[Opening Dataset extract section]

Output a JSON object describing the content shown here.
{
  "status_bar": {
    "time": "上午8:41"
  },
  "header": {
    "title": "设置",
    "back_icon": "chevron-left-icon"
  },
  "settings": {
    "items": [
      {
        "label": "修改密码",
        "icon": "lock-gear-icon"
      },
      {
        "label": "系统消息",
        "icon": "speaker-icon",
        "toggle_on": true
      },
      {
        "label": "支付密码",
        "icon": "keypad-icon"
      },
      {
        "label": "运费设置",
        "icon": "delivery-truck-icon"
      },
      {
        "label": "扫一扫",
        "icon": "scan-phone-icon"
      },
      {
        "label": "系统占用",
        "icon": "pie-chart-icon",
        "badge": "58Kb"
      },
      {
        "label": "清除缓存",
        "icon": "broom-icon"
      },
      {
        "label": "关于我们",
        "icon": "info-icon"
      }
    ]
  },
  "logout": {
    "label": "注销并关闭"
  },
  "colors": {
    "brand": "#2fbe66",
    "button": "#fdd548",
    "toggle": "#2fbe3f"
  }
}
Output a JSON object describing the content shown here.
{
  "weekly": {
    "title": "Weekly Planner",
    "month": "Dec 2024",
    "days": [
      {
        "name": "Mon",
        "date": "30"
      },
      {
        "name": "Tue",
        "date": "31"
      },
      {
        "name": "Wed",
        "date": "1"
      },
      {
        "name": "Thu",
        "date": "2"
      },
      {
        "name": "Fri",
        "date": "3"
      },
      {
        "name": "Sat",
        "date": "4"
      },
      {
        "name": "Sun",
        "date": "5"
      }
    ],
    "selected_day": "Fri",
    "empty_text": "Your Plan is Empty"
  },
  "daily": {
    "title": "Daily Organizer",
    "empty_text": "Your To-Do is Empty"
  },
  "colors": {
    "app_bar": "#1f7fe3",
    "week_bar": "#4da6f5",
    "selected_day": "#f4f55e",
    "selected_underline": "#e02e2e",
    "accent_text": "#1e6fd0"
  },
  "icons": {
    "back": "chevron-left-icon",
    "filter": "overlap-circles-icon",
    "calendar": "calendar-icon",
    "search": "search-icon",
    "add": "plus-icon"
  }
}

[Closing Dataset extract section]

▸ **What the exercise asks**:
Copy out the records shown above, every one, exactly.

▸ **Answer box**:
Output a JSON object describing the content shown here.
{
  "status_bar": {
    "time": "上午8:41"
  },
  "header": {
    "title": "设置",
    "back_icon": "chevron-left-icon"
  },
  "settings": {
    "items": [
      {
        "label": "修改密码",
        "icon": "lock-gear-icon"
      },
      {
        "label": "系统消息",
        "icon": "speaker-icon",
        "toggle_on": true
      },
      {
        "label": "支付密码",
        "icon": "keypad-icon"
      },
      {
        "label": "运费设置",
        "icon": "delivery-truck-icon"
      },
      {
        "label": "扫一扫",
        "icon": "scan-phone-icon"
      },
      {
        "label": "系统占用",
        "icon": "pie-chart-icon",
        "badge": "58Kb"
      },
      {
        "label": "清除缓存",
        "icon": "broom-icon"
      },
      {
        "label": "关于我们",
        "icon": "info-icon"
      }
    ]
  },
  "logout": {
    "label": "注销并关闭"
  },
  "colors": {
    "brand": "#2fbe66",
    "button": "#fdd548",
    "toggle": "#2fbe3f"
  }
}
Output a JSON object describing the content shown here.
{
  "weekly": {
    "title": "Weekly Planner",
    "month": "Dec 2024",
    "days": [
      {
        "name": "Mon",
        "date": "30"
      },
      {
        "name": "Tue",
        "date": "31"
      },
      {
        "name": "Wed",
        "date": "1"
      },
      {
        "name": "Thu",
        "date": "2"
      },
      {
        "name": "Fri",
        "date": "3"
      },
      {
        "name": "Sat",
        "date": "4"
      },
      {
        "name": "Sun",
        "date": "5"
      }
    ],
    "selected_day": "Fri",
    "empty_text": "Your Plan is Empty"
  },
  "daily": {
    "title": "Daily Organizer",
    "empty_text": "Your To-Do is Empty"
  },
  "colors": {
    "app_bar": "#1f7fe3",
    "week_bar": "#4da6f5",
    "selected_day": "#f4f55e",
    "selected_underline": "#e02e2e",
    "accent_text": "#1e6fd0"
  },
  "icons": {
    "back": "chevron-left-icon",
    "filter": "overlap-circles-icon",
    "calendar": "calendar-icon",
    "search": "search-icon",
    "add": "plus-icon"
  }
}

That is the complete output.